An identical copy of every entry below is the required output.

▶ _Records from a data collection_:
**********
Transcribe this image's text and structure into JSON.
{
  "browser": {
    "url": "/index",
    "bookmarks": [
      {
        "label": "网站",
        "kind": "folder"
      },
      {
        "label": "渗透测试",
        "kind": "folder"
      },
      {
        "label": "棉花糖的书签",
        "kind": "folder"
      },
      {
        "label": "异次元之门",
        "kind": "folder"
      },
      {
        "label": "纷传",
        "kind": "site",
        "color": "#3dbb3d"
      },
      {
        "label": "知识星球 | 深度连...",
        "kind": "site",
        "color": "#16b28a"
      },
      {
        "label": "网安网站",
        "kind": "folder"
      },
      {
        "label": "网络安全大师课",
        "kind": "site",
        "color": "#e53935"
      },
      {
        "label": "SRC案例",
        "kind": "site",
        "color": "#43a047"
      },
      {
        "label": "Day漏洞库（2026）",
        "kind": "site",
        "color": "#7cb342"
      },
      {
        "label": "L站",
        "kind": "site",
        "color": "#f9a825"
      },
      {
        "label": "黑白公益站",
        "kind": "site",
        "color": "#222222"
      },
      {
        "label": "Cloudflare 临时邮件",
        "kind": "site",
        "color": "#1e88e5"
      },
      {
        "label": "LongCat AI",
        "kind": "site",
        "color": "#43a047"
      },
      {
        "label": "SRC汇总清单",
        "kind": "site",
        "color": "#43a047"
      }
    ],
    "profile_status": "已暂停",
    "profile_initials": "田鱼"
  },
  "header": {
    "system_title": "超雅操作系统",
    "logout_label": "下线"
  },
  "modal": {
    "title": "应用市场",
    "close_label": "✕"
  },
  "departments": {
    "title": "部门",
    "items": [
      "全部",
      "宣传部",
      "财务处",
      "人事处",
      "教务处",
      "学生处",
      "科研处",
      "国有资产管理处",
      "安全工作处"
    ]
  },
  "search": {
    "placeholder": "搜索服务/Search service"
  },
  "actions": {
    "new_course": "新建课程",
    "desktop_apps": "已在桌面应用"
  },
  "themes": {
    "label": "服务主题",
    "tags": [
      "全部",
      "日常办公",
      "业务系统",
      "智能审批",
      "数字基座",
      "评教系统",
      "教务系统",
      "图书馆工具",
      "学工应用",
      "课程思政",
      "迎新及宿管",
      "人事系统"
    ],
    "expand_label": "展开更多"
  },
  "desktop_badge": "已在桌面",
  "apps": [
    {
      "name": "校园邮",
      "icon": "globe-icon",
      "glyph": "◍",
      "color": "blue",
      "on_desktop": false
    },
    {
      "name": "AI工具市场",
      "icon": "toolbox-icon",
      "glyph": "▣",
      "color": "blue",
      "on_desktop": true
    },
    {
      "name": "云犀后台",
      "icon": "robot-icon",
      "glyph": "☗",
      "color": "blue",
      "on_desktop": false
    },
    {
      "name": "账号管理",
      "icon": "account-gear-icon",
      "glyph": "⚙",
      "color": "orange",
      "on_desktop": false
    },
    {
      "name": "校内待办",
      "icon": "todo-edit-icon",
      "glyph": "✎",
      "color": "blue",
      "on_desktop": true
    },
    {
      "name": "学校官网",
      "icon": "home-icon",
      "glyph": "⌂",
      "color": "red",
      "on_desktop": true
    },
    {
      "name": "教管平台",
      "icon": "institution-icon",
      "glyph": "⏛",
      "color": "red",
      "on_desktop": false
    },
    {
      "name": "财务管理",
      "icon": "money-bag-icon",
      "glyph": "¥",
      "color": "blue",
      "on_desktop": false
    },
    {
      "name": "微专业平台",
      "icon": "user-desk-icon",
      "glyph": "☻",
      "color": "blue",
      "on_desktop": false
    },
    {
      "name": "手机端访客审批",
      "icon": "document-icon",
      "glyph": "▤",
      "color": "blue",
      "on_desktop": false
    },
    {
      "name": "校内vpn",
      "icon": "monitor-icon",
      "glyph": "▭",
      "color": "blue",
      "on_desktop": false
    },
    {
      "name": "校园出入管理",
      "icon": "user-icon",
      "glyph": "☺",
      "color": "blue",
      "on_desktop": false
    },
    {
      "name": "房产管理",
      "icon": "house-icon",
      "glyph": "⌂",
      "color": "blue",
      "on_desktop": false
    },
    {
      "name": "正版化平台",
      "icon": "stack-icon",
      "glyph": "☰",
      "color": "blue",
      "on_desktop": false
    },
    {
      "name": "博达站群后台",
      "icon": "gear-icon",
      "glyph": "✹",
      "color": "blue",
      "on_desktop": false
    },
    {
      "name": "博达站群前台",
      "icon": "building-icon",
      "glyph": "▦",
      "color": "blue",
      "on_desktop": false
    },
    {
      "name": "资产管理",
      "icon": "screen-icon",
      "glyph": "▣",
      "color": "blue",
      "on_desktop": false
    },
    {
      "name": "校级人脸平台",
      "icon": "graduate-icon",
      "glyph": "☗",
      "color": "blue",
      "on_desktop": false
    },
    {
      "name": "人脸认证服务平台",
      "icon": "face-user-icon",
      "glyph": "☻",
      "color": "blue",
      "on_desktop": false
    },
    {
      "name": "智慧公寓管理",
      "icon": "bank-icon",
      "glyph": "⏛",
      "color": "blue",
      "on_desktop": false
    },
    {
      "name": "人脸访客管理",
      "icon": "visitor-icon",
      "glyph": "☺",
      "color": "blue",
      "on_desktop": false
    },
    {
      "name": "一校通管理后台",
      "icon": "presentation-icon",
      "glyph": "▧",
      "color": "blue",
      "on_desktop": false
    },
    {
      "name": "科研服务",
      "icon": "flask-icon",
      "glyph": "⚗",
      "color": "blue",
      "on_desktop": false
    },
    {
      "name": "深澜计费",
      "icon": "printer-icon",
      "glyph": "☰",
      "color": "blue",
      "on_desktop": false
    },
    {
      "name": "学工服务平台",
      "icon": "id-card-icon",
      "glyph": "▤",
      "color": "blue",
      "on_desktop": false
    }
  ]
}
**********
▶ _Solution to this exercise_:
Transcribe this image's text and structure into JSON.
{
  "browser": {
    "url": "/index",
    "bookmarks": [
      {
        "label": "网站",
        "kind": "folder"
      },
      {
        "label": "渗透测试",
        "kind": "folder"
      },
      {
        "label": "棉花糖的书签",
        "kind": "folder"
      },
      {
        "label": "异次元之门",
        "kind": "folder"
      },
      {
        "label": "纷传",
        "kind": "site",
        "color": "#3dbb3d"
      },
      {
        "label": "知识星球 | 深度连...",
        "kind": "site",
        "color": "#16b28a"
      },
      {
        "label": "网安网站",
        "kind": "folder"
      },
      {
        "label": "网络安全大师课",
        "kind": "site",
        "color": "#e53935"
      },
      {
        "label": "SRC案例",
        "kind": "site",
        "color": "#43a047"
      },
      {
        "label": "Day漏洞库（2026）",
        "kind": "site",
        "color": "#7cb342"
      },
      {
        "label": "L站",
        "kind": "site",
        "color": "#f9a825"
      },
      {
        "label": "黑白公益站",
        "kind": "site",
        "color": "#222222"
      },
      {
        "label": "Cloudflare 临时邮件",
        "kind": "site",
        "color": "#1e88e5"
      },
      {
        "label": "LongCat AI",
        "kind": "site",
        "color": "#43a047"
      },
      {
        "label": "SRC汇总清单",
        "kind": "site",
        "color": "#43a047"
      }
    ],
    "profile_status": "已暂停",
    "profile_initials": "田鱼"
  },
  "header": {
    "system_title": "超雅操作系统",
    "logout_label": "下线"
  },
  "modal": {
    "title": "应用市场",
    "close_label": "✕"
  },
  "departments": {
    "title": "部门",
    "items": [
      "全部",
      "宣传部",
      "财务处",
      "人事处",
      "教务处",
      "学生处",
      "科研处",
      "国有资产管理处",
      "安全工作处"
    ]
  },
  "search": {
    "placeholder": "搜索服务/Search service"
  },
  "actions": {
    "new_course": "新建课程",
    "desktop_apps": "已在桌面应用"
  },
  "themes": {
    "label": "服务主题",
    "tags": [
      "全部",
      "日常办公",
      "业务系统",
      "智能审批",
      "数字基座",
      "评教系统",
      "教务系统",
      "图书馆工具",
      "学工应用",
      "课程思政",
      "迎新及宿管",
      "人事系统"
    ],
    "expand_label": "展开更多"
  },
  "desktop_badge": "已在桌面",
  "apps": [
    {
      "name": "校园邮",
      "icon": "globe-icon",
      "glyph": "◍",
      "color": "blue",
      "on_desktop": false
    },
    {
      "name": "AI工具市场",
      "icon": "toolbox-icon",
      "glyph": "▣",
      "color": "blue",
      "on_desktop": true
    },
    {
      "name": "云犀后台",
      "icon": "robot-icon",
      "glyph": "☗",
      "color": "blue",
      "on_desktop": false
    },
    {
      "name": "账号管理",
      "icon": "account-gear-icon",
      "glyph": "⚙",
      "color": "orange",
      "on_desktop": false
    },
    {
      "name": "校内待办",
      "icon": "todo-edit-icon",
      "glyph": "✎",
      "color": "blue",
      "on_desktop": true
    },
    {
      "name": "学校官网",
      "icon": "home-icon",
      "glyph": "⌂",
      "color": "red",
      "on_desktop": true
    },
    {
      "name": "教管平台",
      "icon": "institution-icon",
      "glyph": "⏛",
      "color": "red",
      "on_desktop": false
    },
    {
      "name": "财务管理",
      "icon": "money-bag-icon",
      "glyph": "¥",
      "color": "blue",
      "on_desktop": false
    },
    {
      "name": "微专业平台",
      "icon": "user-desk-icon",
      "glyph": "☻",
      "color": "blue",
      "on_desktop": false
    },
    {
      "name": "手机端访客审批",
      "icon": "document-icon",
      "glyph": "▤",
      "color": "blue",
      "on_desktop": false
    },
    {
      "name": "校内vpn",
      "icon": "monitor-icon",
      "glyph": "▭",
      "color": "blue",
      "on_desktop": false
    },
    {
      "name": "校园出入管理",
      "icon": "user-icon",
      "glyph": "☺",
      "color": "blue",
      "on_desktop": false
    },
    {
      "name": "房产管理",
      "icon": "house-icon",
      "glyph": "⌂",
      "color": "blue",
      "on_desktop": false
    },
    {
      "name": "正版化平台",
      "icon": "stack-icon",
      "glyph": "☰",
      "color": "blue",
      "on_desktop": false
    },
    {
      "name": "博达站群后台",
      "icon": "gear-icon",
      "glyph": "✹",
      "color": "blue",
      "on_desktop": false
    },
    {
      "name": "博达站群前台",
      "icon": "building-icon",
      "glyph": "▦",
      "color": "blue",
      "on_desktop": false
    },
    {
      "name": "资产管理",
      "icon": "screen-icon",
      "glyph": "▣",
      "color": "blue",
      "on_desktop": false
    },
    {
      "name": "校级人脸平台",
      "icon": "graduate-icon",
      "glyph": "☗",
      "color": "blue",
      "on_desktop": false
    },
    {
      "name": "人脸认证服务平台",
      "icon": "face-user-icon",
      "glyph": "☻",
      "color": "blue",
      "on_desktop": false
    },
    {
      "name": "智慧公寓管理",
      "icon": "bank-icon",
      "glyph": "⏛",
      "color": "blue",
      "on_desktop": false
    },
    {
      "name": "人脸访客管理",
      "icon": "visitor-icon",
      "glyph": "☺",
      "color": "blue",
      "on_desktop": false
    },
    {
      "name": "一校通管理后台",
      "icon": "presentation-icon",
      "glyph": "▧",
      "color": "blue",
      "on_desktop": false
    },
    {
      "name": "科研服务",
      "icon": "flask-icon",
      "glyph": "⚗",
      "color": "blue",
      "on_desktop": false
    },
    {
      "name": "深澜计费",
      "icon": "printer-icon",
      "glyph": "☰",
      "color": "blue",
      "on_desktop": false
    },
    {
      "name": "学工服务平台",
      "icon": "id-card-icon",
      "glyph": "▤",
      "color": "blue",
      "on_desktop": false
    }
  ]
}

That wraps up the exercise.